It was written in the sky. The moment more than 2,000 soldiers from the Royal 22nd Regiment were on the verge of being sent into Afghanistan, it became impossible for Stephen Harper to escape the opposition of a huge majority of Quebecers to the Canadian mission there.
The prime minister knew it, too. Hence the unprecedented, American-style marketing campaign in Quebec to precede the soldiers' departure this July, featuring the soldiers themselves.
Soldiers will take part in flag- exchange ceremonies throughout a number of smaller towns, attend barbecues and "goodbye" ceremonies. On Thursday, they attended a Montreal Alouettes game at the Molson stadium. And last night, there was a parade of soldiers in Quebec City.
Harper's problem is that even with this clear attempt to lessen Quebecers' rejection of the Afghanistan mission by putting the soldiers at the centre of a concerted public relations strategy by the army and the the federal government, there is a chance that public opinion won't be swayed much.
For Harper, leader of a minority government that desperately needs Quebec votes in the next election - even more now that he has angered the Maritimes - this is not good news.
This week, a Leger Marketing poll showed that 70 per cent of Quebecers oppose the departure of Quebec soldiers to Afghanistan. About 62 per cent want the Canadian army to end the mission either now or in 2009. The same 62 per cent also thinks the army's presence is to please the Bush administration, not to defend democracy. Perhaps even more telling is the 69 per cent who said that if they had a daughter or a son about to be sent to Afghanistan, they would try to convince them to refuse.

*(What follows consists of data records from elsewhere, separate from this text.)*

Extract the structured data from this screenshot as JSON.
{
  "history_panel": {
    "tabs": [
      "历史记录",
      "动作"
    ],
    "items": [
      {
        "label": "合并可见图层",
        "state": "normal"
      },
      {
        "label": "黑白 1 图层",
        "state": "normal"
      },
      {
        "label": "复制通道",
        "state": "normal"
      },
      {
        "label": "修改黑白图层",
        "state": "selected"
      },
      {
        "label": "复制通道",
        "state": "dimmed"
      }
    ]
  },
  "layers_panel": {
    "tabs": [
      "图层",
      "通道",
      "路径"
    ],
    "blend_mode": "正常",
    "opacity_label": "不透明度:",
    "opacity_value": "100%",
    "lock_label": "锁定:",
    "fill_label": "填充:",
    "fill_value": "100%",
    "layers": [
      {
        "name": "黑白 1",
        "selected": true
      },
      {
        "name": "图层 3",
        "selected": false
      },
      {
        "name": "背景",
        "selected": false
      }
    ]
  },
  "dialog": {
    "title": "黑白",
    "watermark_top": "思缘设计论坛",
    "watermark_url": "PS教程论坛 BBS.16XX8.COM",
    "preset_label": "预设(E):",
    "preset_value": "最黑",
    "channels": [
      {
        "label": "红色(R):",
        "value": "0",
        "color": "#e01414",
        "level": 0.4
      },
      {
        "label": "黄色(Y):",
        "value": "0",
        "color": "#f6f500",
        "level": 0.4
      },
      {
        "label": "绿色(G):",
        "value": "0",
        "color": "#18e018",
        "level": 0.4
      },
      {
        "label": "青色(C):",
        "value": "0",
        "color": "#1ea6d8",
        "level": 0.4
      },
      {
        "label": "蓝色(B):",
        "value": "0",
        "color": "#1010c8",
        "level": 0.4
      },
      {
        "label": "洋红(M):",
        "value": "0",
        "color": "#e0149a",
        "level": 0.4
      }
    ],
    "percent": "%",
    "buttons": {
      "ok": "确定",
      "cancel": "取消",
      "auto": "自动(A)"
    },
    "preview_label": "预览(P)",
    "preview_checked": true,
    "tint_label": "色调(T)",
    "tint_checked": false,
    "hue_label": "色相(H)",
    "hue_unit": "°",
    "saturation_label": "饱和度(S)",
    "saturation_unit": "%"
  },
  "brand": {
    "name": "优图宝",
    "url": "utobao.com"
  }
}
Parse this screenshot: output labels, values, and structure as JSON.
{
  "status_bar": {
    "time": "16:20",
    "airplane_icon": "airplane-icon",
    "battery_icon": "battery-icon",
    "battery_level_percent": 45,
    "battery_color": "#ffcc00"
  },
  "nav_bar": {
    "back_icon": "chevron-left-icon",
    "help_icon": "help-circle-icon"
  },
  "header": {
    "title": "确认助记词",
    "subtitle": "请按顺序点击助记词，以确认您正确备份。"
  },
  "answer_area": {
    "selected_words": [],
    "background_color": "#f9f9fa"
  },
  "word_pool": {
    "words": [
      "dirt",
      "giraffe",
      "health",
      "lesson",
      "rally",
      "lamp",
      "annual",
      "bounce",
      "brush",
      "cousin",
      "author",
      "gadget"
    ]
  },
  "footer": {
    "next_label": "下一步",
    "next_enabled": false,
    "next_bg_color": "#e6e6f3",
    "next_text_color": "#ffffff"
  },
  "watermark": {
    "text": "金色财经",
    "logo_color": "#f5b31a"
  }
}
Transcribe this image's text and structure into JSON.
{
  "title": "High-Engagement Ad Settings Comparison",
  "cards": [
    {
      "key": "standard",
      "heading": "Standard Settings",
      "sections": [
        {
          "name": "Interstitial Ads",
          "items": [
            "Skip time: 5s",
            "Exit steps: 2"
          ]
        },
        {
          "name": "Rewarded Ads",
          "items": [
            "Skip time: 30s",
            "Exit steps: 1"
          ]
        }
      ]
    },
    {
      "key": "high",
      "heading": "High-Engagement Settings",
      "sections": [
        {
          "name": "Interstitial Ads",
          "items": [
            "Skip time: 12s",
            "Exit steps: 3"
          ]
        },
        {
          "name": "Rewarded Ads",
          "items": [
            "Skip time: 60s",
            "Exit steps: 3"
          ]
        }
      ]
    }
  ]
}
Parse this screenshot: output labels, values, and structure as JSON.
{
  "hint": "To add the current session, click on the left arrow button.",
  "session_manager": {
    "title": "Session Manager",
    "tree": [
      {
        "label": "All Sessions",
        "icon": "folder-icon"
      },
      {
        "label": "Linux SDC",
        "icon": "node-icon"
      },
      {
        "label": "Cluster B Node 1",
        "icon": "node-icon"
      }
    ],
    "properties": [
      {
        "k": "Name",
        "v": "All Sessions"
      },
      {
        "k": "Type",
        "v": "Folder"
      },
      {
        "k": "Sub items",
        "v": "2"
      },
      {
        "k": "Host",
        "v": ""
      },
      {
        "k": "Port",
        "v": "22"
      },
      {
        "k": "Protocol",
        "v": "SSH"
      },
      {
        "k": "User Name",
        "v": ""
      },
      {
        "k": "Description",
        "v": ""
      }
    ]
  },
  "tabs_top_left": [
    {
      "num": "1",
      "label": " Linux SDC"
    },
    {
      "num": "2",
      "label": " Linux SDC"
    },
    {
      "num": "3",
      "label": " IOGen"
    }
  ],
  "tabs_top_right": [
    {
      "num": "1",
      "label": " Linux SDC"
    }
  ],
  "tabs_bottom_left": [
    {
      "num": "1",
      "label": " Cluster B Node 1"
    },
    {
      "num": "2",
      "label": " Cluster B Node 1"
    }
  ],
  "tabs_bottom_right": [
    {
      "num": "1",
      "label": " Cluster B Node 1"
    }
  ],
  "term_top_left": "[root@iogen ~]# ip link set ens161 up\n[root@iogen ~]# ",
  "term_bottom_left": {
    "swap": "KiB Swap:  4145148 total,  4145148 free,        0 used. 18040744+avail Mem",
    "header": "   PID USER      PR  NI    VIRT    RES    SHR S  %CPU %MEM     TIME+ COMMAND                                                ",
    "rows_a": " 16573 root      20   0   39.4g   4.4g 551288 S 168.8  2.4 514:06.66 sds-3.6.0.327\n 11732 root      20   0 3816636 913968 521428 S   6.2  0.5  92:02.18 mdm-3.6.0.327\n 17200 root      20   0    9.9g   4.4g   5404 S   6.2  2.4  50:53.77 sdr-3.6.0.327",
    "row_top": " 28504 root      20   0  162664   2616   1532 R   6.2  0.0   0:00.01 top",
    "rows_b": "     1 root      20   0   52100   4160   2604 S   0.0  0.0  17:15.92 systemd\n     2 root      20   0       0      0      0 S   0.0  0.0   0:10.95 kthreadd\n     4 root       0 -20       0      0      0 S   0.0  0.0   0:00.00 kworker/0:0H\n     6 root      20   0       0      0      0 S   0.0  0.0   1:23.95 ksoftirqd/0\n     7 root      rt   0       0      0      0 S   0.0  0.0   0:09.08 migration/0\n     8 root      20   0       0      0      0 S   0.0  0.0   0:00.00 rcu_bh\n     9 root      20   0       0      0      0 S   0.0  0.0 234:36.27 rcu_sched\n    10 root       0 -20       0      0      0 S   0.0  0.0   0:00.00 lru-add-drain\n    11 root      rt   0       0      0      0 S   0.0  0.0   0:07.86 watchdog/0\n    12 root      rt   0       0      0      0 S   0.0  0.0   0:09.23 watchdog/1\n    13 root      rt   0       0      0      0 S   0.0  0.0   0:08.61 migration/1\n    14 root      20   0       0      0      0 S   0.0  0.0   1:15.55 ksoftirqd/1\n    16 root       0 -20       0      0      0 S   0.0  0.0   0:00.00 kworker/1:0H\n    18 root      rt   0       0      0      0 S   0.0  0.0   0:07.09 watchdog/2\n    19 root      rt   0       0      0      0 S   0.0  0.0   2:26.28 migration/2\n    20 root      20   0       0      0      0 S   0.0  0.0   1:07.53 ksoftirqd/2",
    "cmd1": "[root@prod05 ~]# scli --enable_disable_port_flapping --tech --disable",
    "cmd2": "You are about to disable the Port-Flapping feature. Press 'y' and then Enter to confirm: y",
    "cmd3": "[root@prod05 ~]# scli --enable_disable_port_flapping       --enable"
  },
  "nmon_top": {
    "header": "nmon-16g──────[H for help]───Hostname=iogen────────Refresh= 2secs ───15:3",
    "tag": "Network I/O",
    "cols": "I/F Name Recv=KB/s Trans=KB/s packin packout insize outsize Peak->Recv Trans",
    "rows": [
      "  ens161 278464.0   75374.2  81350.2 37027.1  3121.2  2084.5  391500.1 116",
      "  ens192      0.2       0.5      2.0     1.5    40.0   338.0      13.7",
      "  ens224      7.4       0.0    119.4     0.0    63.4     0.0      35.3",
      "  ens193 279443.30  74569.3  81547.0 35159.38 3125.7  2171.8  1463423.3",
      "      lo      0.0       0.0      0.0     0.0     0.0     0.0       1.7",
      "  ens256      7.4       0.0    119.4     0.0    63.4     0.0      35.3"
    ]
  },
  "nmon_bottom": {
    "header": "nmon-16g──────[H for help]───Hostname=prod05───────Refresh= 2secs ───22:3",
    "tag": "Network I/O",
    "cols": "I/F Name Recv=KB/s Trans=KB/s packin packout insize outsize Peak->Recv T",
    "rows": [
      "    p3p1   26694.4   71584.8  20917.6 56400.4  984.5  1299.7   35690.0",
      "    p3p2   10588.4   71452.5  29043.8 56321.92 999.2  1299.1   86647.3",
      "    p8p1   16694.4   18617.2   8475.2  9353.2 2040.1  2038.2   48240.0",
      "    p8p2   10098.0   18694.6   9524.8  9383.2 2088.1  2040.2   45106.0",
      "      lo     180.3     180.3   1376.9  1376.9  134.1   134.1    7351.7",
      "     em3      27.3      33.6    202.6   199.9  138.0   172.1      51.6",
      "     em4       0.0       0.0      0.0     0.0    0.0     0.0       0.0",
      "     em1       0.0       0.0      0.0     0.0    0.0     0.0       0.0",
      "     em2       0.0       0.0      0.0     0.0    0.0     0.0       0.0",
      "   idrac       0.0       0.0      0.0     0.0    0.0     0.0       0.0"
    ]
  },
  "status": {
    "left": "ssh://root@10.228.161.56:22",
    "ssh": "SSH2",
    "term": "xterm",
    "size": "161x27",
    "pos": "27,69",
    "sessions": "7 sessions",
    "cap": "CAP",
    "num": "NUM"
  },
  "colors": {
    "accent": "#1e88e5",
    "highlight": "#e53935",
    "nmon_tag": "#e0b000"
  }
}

With such strong opposition throughout the province, there was also an attention-grabbing exchange in newspapers this week between a brother who opposes the mission and his sister who is a captain in the Canadian Forces. She will be leaving for Afghanistan with the other soldiers now based in Valcartier.
With such an obvious attempt from the federal government and the army to change these numbers, it should be no surprise that last night in Quebec City, there was a protest against the mission at the same time soldiers marched to publicize their role.
By putting soldiers in the limelight, it should be no surprise either that on Wednesday some MNAs refused to applaud or stand as seven soldiers sat in the public gallery of the National Assembly to be greeted before question period .
For these MNAs, it was nothing personal against the soldiers. But if soldiers are to be used to sell this mission, staying seated was one way for those MNAs to protest against the mission itself. They spoke silently for the 70 per cent of Quebecers who think the same way.
These same MNAs later voted for a unanimous motion that saluted the soldiers' "courage, abnegation and sense of duty." If federal politicians had the courage to come here and defend the mission themselves, instead of sending soldiers to do the job, it is certain that these MNAs would have preferred to cross swords with them instead.
That is why Health Minister Philippe Couillard erred when he rose in the National Assembly to chastize those MNAs, calling their gesture "regrettable and pathetic." If anything, he and his colleagues should have been able to put their emotions aside and see the federal PR campaign for what it is: propaganda in a province that opposes Canada's presence in Afghanistan, one of the crown jewels in Harper's policies.
If that had been done, Couillard would have understood why they chose not to applaud. It's called silent protest. And it took on even more meaning on the day three Canadian soldiers were killed needlessly because the army gave them what experts called a "vulnerable" vehicle that's as open as a Beetle convertible.
Soldiers used to sell war
When troops are paraded as part of PR offensive, Quebecers react